The Holy Father welcomed the concert graciously, expressing his "profound gratitude" for the patriarch's gift and saying that music "anticipates and in some way creates encounter, dialogue and synergy between East and West, between tradition and modernity.”
John Paul II had an analogous vision of harmony and unity, Pope Benedict said, recalling his image of the “two lungs” of Europe. Pope John Paul II “hoped for a renewed awareness of the continent's profound and shared cultural and religious roots, without which today's Europe would be deprived of a soul or, at least, be the victim of a reduced and partial vision,” the Holy Father said.
Looking at the situation today, the Pope observed that contemporary culture, particularly in Europe, now “runs the risk of amnesia," of abandoning its "extraordinary heritage" which was "aroused and inspired" by the Christian faith which is its framework.
He remembered the role of cultural and artistic heritage in the Christian traditions in Europe, noting also that the faith has animated and inspired cultures and arts.
Even now "such roots are alive and fruitful in East and West," he pointed out.
These Christian roots, he said, "can in fact inspire a new humanism, a new season of authentic human progress in order to respond effectively to the numerous and sometimes crucial challenges that our Christian communities and societies have to face: first among them that of secularism, which not only impels us to ignore God and His designs, but ends up by denying the very dignity of human beings, in view of a society regulated only by selfish interests.”

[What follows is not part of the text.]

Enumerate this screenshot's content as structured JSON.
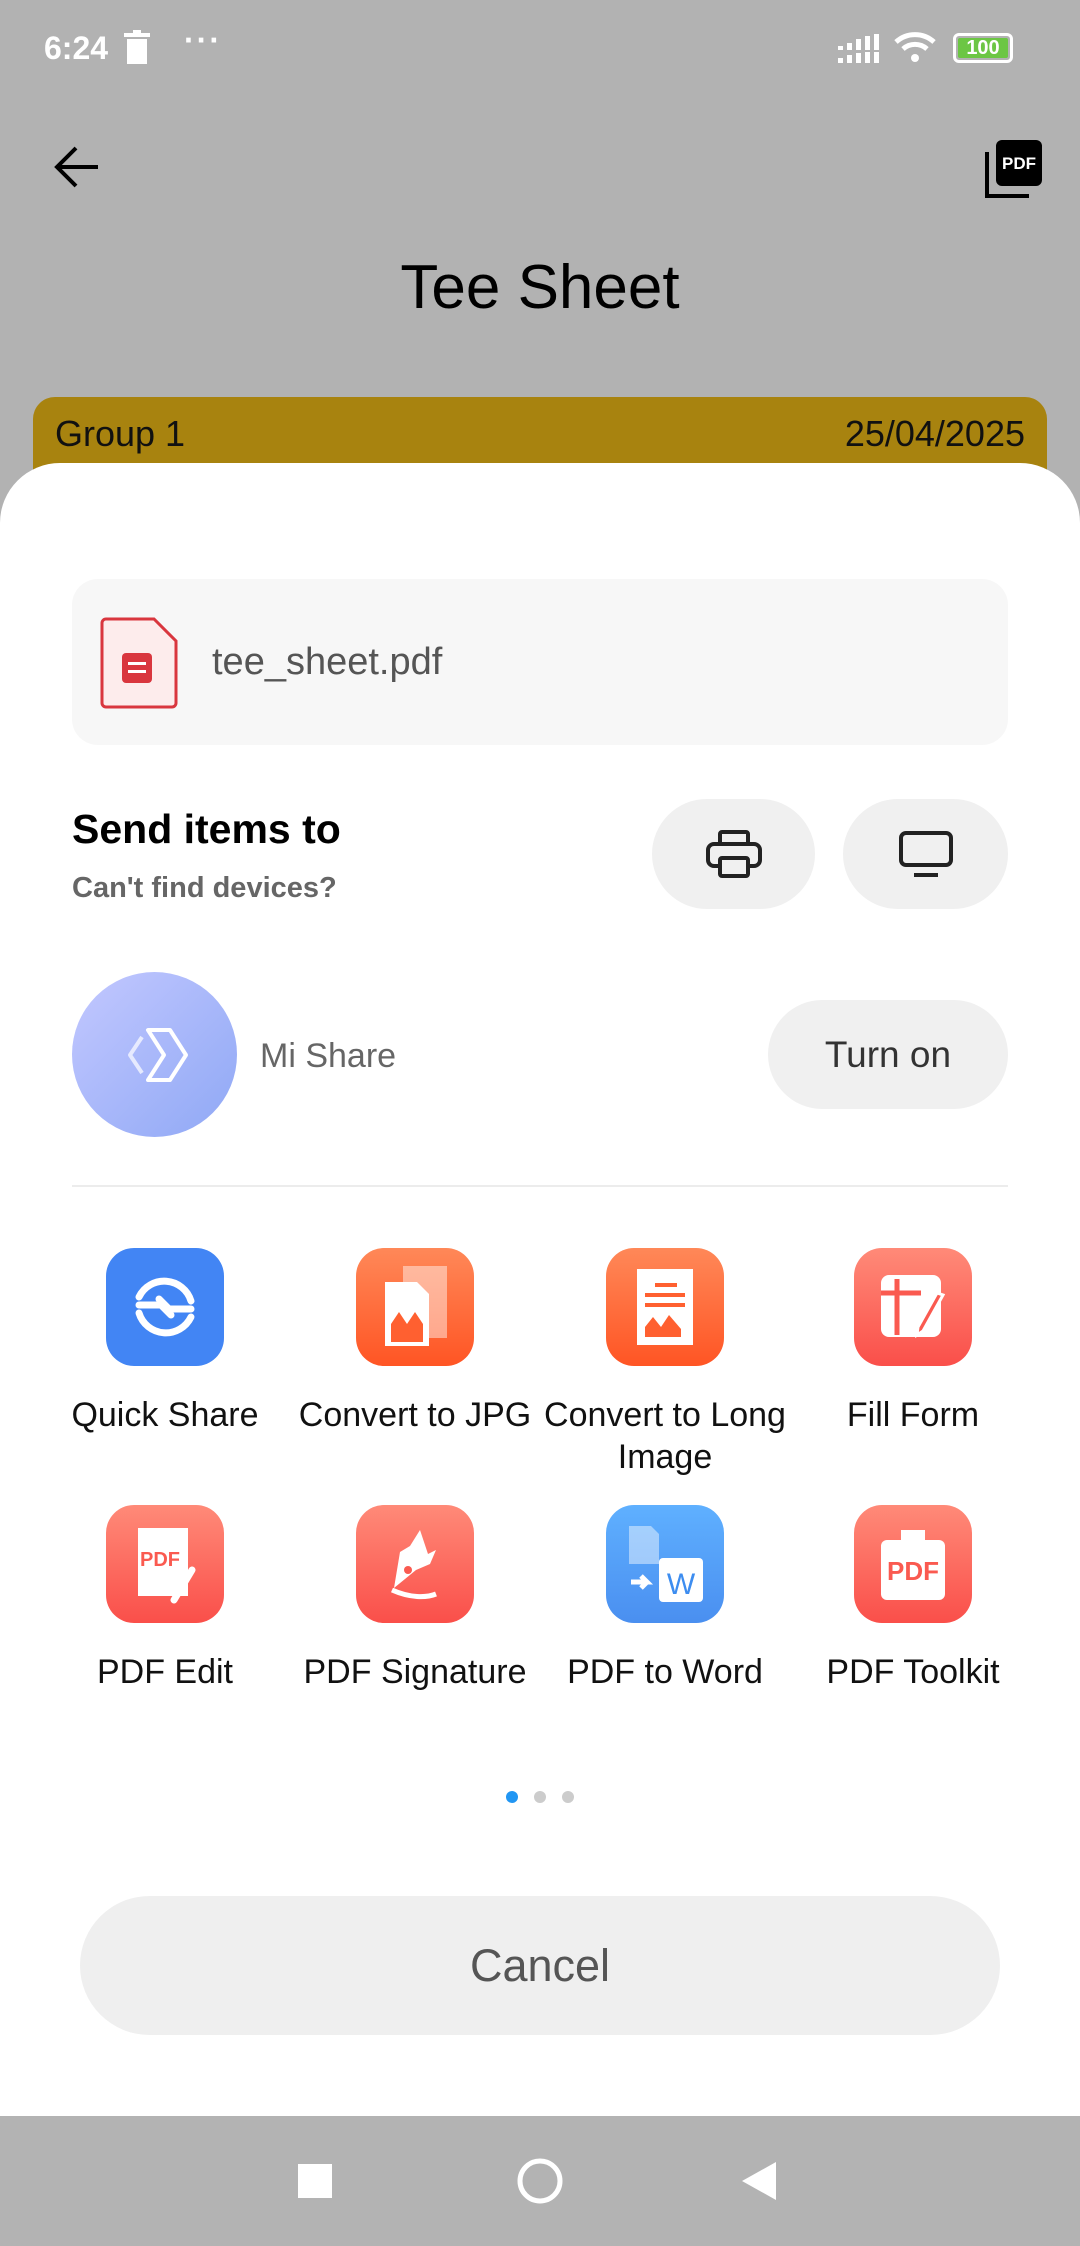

“Let us again let Europe breathe with both lungs, restore a soul not only to believers, but to all peoples of the continent, promote trust and hope, rooting them in the millennial experience of the Christian faith!” exclaimed Benedict XVI.
In a message to the Pope on the occasion, Patriarch Kirill I called it “an event of great importance in the history of cultural exchanges between our Churches,” adding that music “gives us the possibility to communicate with our hearts.”
During a press conference on Wednesday, Kirill I's representative to the Holy See for the "Days of Russian Culture and Spirituality in the Vatican," Metropolitan Hilarion, told reporters that a much anticipated meeting between the leaders of the Russian Orthodox and Roman Catholic Churches is "possible."